TASK BRIEF:
Read the records below. Copy each line where the string "selfie" occurs.

RECORDS TO PROCESS:
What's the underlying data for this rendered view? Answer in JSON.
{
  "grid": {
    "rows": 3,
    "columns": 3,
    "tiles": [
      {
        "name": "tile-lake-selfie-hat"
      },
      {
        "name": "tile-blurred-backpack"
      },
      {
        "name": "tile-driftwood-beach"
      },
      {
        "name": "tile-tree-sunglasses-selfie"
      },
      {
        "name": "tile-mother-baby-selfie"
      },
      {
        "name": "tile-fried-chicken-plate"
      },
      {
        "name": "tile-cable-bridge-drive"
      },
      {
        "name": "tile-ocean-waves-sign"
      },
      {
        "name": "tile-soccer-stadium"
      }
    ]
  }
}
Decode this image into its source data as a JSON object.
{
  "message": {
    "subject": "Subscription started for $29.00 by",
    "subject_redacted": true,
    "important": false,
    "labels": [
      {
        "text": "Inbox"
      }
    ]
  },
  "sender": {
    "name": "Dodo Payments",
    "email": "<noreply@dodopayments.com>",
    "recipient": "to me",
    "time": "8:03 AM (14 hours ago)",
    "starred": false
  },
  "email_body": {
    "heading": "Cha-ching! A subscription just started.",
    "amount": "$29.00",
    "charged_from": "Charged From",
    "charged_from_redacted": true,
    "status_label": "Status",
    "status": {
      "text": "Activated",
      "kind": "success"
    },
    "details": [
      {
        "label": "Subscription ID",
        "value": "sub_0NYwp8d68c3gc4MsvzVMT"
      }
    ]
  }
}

SOLUTION FOR THIS PROBLEM:
        "name": "tile-lake-selfie-hat"
        "name": "tile-tree-sunglasses-selfie"
        "name": "tile-mother-baby-selfie"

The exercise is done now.